The World Bank Group is working with countries to better conserve and sustainably manage biodiversity. This includes investing in watershed management, integrated coastal zone management and protected areas, as countries strive to achieve their development goals and poverty reduction plans. A key approach is to help countries find ways to generate revenues from biodiversity—including through tourism or payments for environmental services—that can cover the cost of managing biodiversity and improving local economies. At the same time, the World Bank Group also works closely with partners to improve forest governance and prevent wildlife crime as a way to protect the value of nature-based tourism which in turn affects the resilience of people living around protected areas. Recognizing, measuring and managing natural capital and ecosystem services at the country level is key to protecting biodiversity. The World Bank has been working with several countries in Africa to incorporate the physical and monetary values of natural capital in decision-making processes.



  • The World Bank, with support from the Global Environment Facility (GEF), has been among the largest financiers of biodiversity conservation in Africa. Biodiversity work, amounting to about $360 million, is included in around 50 projects currently being implemented in the Africa region.
  • In Mozambique, the World Bank is supporting the government’s Mozambique Conservation Areas for Biodiversity and Development Program (MozBio). Mozambique’s Conservation Areas have been designated to protect the country’s diverse habitats —which include a coastline with spectacular coral reefs and over 6,000 plant, bird and mammal species.

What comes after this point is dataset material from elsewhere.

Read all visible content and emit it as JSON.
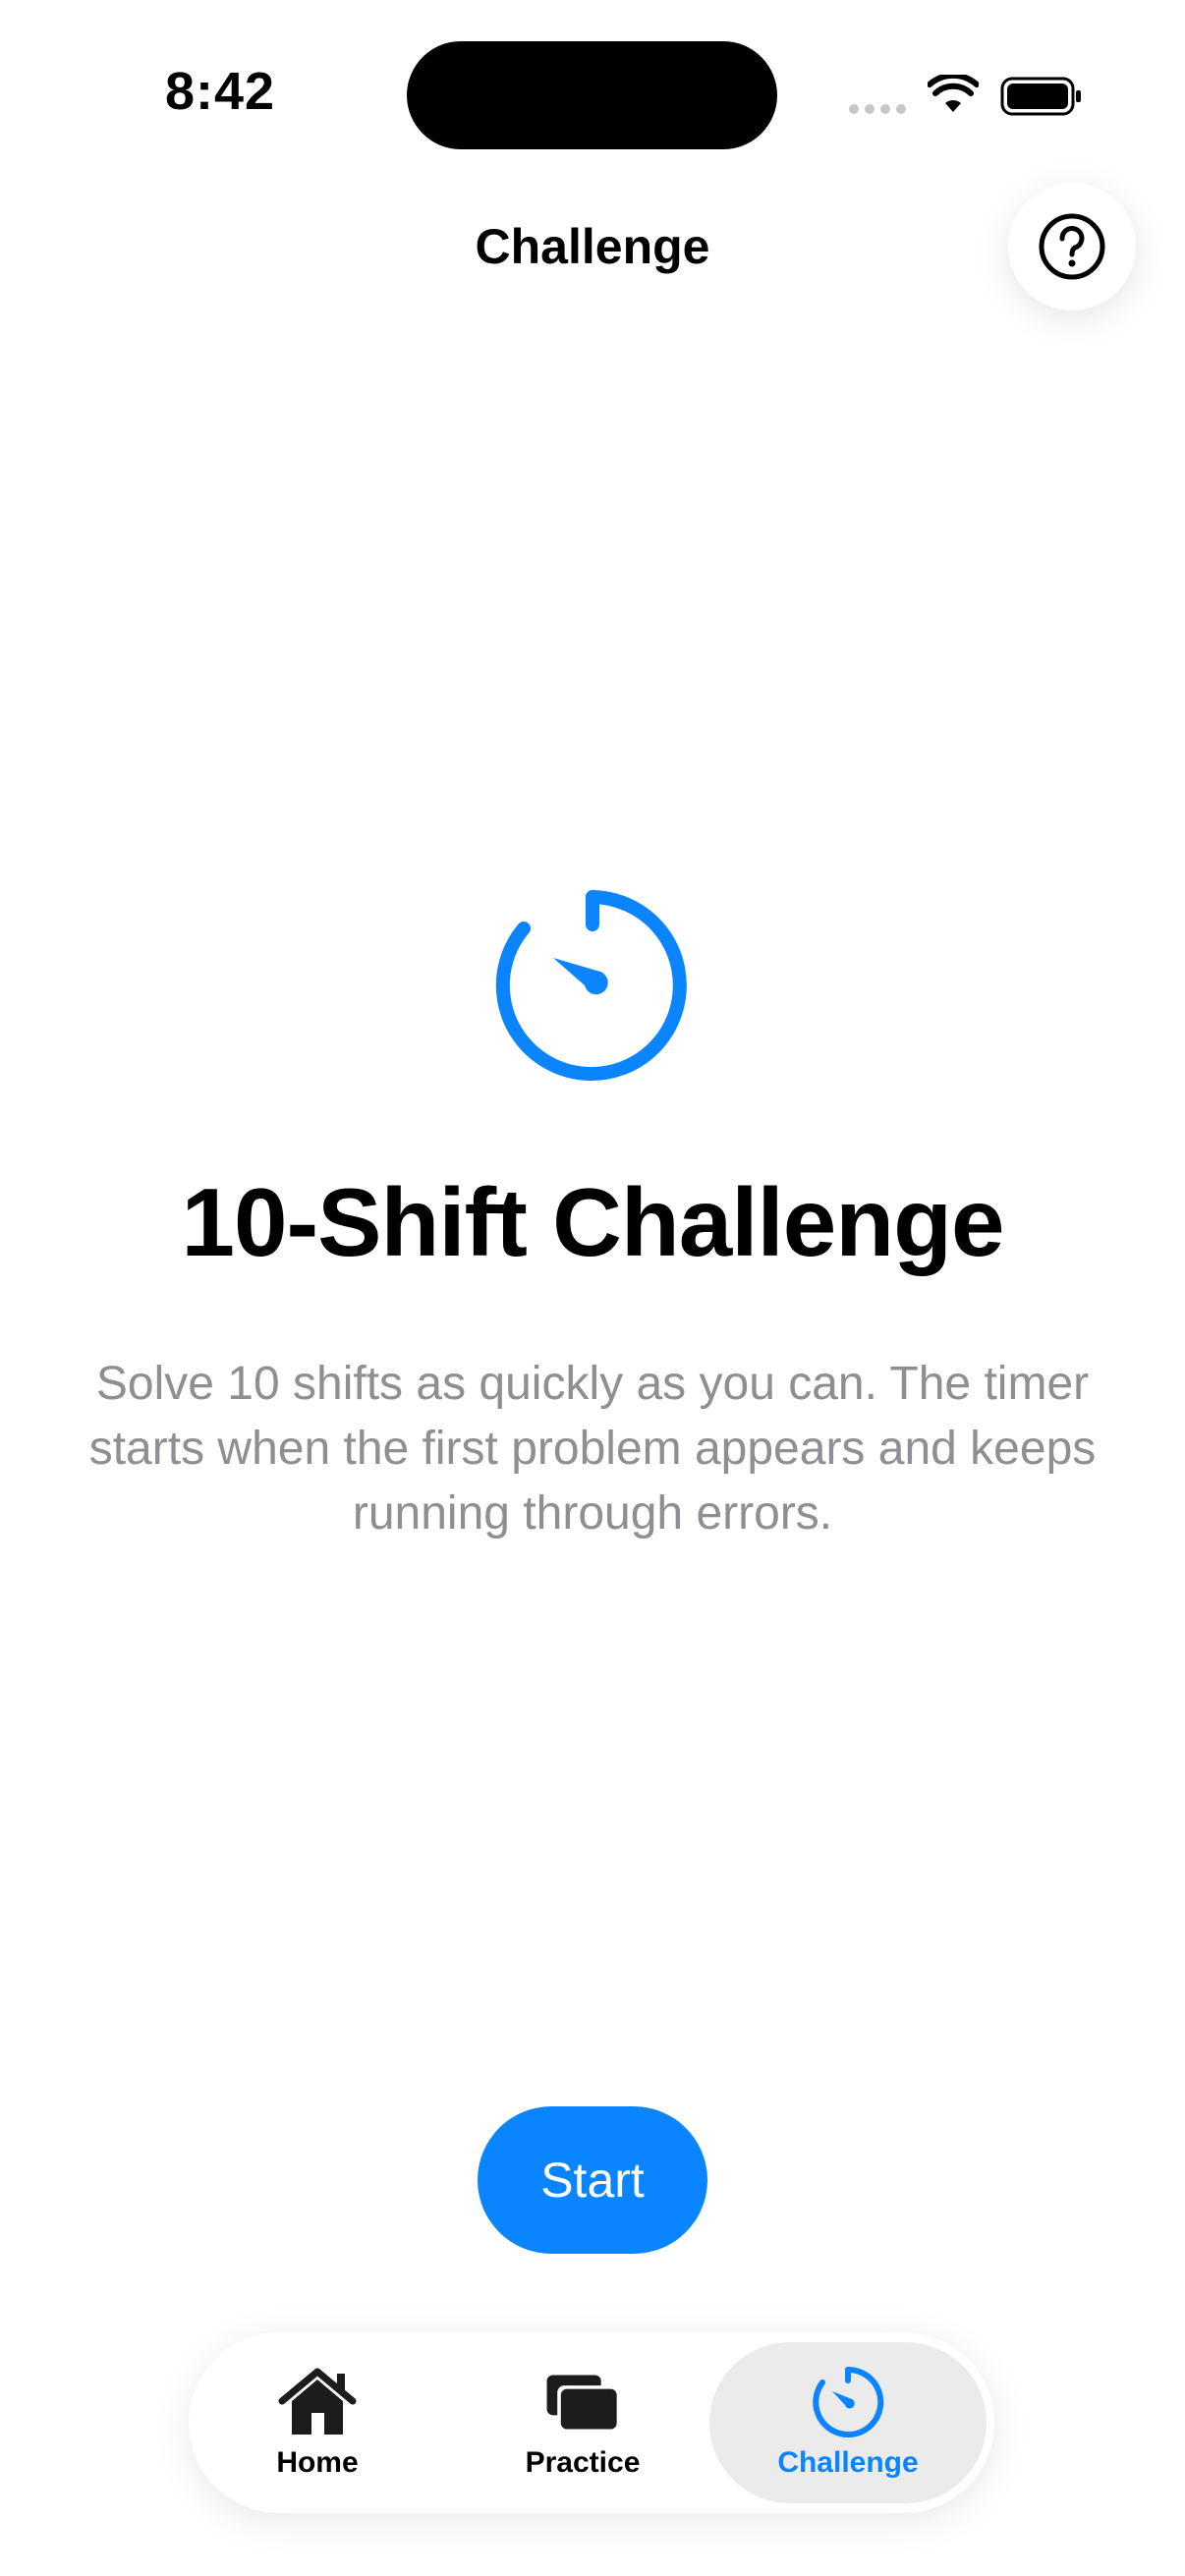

The first phase of MozBio (2015-2019) involved over 60,000 beneficiaries (almost half of whom are women) in 10 protected areas, including the Chimanimani, Maputo Special Reserve, Gilé and Quirimbas National Parks; and leveraged over US$500 million in private investment pledges. The second phase of the project goes through 2023 and aims to further support rural communities while continuing conservation and biodiversity efforts. So far, the MozBio Program has amounted to more than $100 million.
  • In Gabon, the World Bank helped enhance the conservation of biodiversity in parks, buffer zones, and forested wetlands. The projects expanded the knowledge and expertise of conservation-related entities and put in place an efficient monitoring system for wetland ecosystems, making possible the sustainable management of the resources. Income-generating activities have also reduced illegal fishing and poaching and promoted eco-responsible behavior in adjacent communities. These efforts contributed to the addition of nine natural sites making up 2.8 million hectares to the RAMSAR-classified sites.
  • In Tanzania, the $220 million World Bank-supported SWIOFish Project is helping fishing communities in Comoros, Madagascar,  Mozambique, Seychelles and Tanzania as well as the Maldives to increase economic benefits from fisheries, rebuild fish stocks and restore livelihoods.  The project also contributed significantly to the reduction of illegal fishing practices, such as blast fishing in Tanzania.
  • In South Africa, the World Bank, through a GEF grant, provided implementation support to iSimangaliso Wetland Park, a UNESCO Heritage site, to improve the ecological functioning of Lake St. Lucia. The program also helped to create sustainable job opportunities for the community in and around the park, including 75 conservation-compatible enterprises. In addition, 185 people were trained in business development, 77 young people were given scholarships to attend courses, and 393 local leaders applied skills from the training provided in resource management to improve co-management of the park. A second phase is now being prepared with GEF 7 financing, expanding the approach to other protected areas in the country.